"World of Warcraft was one of those rare games that hit a nerve at the right time and became a kind of cultural phenomenon," Age of Conan's director Craig Morrison reasons. "It was a crossover hit that went beyond the genre's usual audience. I would even go as far as to suggest that it is unhealthy for the industry to hold the statistical performance of World of Warcraft as a standard by which other titles should be fairly judged."
That sort of success Morrison says you don't plan for, you can't plan for - "that kind of thing just happens". "Likewise," he adds, "you don't topple a cultural phenomenon. But you can join one."
But can anything ever topple World of Warcraft? "Yes, and it's an unequivocal yes," Morrison states. "But I have the feeling that the next game to share that success will be nothing like World of Warcraft, and none of us know what it is yet, otherwise everyone would already be working on it!
"[Blizzard] made a good, solid, well-executed game with a strong sense of place. They focused on creating an almost flawless core gameplay experience, and expanded after launch. We need to keep those goals."
Today's flock of once would-be World of Warcraft rivals are slowly turning free-to-play because, as Jack Emmert once put it, Blizzard "sucked the oxygen" from the subscription market. Turbine's the leader of this pack, having had copy-worthy success from turning Dungeons & Dragons free to play. The Lord of the Rings Online - a game whose April 2007 arrival rocked the WOW boat - has just followed suit here in Europe.
Consider LOTRO for a moment. Here is a game that got 9/10 on Eurogamer (and another 9/10 after its F2P relaunch), a result of combining the world's most revered fantasy licence with a studio responsible for Asheron's Call. There were even television campaigns at launch. But still World of Warcraft reigned supreme.
"If I knew what could topple WOW I'd be making it!" blurts David Solari, general manager of Codemasters Online - the company that runs LOTRO in Europe. "But broadly I'd imagine it would have mass market appeal, with instant accessibility, would work on all platforms, particularly mobile, be incredibly viral and social - like a feature-rich FarmVille. I have a few thoughts, but of course I can't give them away."

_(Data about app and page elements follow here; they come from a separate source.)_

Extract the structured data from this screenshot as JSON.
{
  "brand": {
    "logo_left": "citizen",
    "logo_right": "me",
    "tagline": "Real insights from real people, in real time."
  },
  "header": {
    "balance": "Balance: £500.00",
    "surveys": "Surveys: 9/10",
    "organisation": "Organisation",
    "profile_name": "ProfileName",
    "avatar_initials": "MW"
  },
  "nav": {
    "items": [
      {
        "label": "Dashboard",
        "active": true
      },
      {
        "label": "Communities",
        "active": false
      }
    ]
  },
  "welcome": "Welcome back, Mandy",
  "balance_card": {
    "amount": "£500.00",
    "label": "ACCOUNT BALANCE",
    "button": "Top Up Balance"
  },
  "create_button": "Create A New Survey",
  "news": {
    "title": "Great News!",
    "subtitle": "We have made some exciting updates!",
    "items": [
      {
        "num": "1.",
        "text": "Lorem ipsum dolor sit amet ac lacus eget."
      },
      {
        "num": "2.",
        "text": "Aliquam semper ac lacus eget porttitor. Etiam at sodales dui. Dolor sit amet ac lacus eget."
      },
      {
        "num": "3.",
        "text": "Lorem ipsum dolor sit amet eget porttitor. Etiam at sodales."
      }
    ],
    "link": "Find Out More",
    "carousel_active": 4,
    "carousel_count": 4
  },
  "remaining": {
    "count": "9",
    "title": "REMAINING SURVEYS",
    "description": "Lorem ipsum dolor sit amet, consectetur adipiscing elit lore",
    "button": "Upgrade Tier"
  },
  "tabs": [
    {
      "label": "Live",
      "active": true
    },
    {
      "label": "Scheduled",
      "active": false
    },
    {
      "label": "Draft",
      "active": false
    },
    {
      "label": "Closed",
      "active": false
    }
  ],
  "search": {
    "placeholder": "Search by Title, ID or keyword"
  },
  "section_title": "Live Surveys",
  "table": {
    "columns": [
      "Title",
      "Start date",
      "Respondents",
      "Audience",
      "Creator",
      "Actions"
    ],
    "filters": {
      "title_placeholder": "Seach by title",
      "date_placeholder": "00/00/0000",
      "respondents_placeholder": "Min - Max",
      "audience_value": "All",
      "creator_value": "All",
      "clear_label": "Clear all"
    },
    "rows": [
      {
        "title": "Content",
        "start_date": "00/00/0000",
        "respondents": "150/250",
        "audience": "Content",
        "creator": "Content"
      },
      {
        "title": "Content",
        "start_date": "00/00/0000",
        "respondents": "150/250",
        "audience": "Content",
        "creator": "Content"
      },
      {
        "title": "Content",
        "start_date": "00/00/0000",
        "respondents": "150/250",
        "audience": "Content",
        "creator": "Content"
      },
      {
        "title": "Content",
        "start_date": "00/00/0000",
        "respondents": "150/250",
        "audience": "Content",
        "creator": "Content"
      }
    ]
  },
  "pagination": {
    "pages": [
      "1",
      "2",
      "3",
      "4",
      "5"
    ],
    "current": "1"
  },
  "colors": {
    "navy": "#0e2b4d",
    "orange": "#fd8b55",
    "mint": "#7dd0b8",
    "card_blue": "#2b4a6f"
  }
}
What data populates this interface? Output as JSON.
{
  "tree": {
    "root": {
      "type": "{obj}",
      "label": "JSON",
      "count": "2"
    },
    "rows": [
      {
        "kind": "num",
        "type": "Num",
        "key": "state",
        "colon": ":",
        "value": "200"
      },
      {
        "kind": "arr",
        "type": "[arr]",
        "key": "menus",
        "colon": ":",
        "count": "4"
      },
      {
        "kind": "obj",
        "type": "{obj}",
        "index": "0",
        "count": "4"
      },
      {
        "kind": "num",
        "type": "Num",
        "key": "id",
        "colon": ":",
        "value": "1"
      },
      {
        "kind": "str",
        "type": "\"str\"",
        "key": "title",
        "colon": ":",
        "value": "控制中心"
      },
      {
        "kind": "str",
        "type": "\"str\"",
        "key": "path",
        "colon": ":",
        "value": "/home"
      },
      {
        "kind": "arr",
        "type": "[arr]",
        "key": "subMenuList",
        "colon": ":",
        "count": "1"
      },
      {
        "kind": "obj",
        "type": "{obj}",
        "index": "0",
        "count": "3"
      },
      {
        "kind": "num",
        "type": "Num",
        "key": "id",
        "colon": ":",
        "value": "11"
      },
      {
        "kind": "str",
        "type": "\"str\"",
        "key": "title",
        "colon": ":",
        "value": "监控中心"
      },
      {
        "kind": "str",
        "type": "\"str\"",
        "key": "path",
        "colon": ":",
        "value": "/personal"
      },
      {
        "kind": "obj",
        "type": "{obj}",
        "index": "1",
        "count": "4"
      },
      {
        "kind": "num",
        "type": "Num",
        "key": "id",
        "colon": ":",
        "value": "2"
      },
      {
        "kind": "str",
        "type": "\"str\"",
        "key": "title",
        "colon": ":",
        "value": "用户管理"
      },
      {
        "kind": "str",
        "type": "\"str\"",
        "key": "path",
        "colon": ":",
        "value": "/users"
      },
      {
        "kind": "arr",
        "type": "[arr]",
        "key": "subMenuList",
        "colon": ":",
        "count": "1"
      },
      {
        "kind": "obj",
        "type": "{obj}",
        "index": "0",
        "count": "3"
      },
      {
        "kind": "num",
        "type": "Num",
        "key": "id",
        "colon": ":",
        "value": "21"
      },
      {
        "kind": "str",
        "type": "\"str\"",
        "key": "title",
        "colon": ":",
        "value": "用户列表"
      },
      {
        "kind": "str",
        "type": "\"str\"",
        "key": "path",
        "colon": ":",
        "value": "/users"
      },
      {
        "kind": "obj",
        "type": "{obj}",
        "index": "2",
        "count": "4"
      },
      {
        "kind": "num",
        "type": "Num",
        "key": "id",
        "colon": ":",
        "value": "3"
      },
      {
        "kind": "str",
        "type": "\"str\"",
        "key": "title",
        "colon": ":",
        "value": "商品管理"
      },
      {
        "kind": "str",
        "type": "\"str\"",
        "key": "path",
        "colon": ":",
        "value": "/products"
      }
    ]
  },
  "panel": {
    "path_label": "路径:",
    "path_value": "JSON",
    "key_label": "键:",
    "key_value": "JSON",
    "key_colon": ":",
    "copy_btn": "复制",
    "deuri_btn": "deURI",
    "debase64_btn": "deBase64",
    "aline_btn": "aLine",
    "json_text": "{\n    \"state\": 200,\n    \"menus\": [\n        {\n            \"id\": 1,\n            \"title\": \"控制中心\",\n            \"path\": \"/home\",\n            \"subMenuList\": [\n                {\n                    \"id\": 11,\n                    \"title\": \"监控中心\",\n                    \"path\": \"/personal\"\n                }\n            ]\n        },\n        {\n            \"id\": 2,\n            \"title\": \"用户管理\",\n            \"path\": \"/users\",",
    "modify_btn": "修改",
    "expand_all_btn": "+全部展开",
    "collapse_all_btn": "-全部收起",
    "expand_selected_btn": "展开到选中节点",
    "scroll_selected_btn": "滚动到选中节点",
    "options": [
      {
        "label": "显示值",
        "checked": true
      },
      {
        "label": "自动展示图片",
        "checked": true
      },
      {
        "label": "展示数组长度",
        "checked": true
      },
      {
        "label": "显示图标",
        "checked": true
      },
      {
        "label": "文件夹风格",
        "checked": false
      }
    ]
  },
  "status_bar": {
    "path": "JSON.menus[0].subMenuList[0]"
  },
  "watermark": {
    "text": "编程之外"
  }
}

"I do think that there is a significant part of the overall MMO audience now that migrates between games," he adds. "They might go back to WOW for six months or try something new - or go back to another MMO they played previously that has been given new content. What I do know is nothing lasts forever. World of Warcraft's dominance will likely continue but eventually something will supersede it."
That's of course assuming that Blizzard doesn't have the same bright free-to-play idea. GamersFirst bought the corpse of APB for a pittance and is attempting to jolt Realtime Worlds' tragic game back to life with a free-to-play model.
"Does anything have to topple World of Warcraft?" asks Bjorn Book-Larsson, head of GamersFirst. "At some point, [Blizzard] might consider doing free-to-play stuff. They tried selling the mount or in-game riding thing for $25 and it was a big success. They're making so much money they don't really have to change model, but they would actually make more money using free-to-play. World of Warcraft has a lot of upside growth ahead of it if it went free-to-play.
"But I don't think anything needs to topple it," he said. "The market is big enough and the number of gamers in the world is growing at such a clip that as any game developer or publisher we should be able to find a good-quality audience."
The most recent blockbuster MMO to butt heads with Blizzard's titan was NCsoft's Aion, which amassed nearly half-a-million pre-orders ahead of its Western arrival last September. But Aion's real success was and is in Asia, where the game counts around three million subscribers (exact numbers aren't known and could be lower).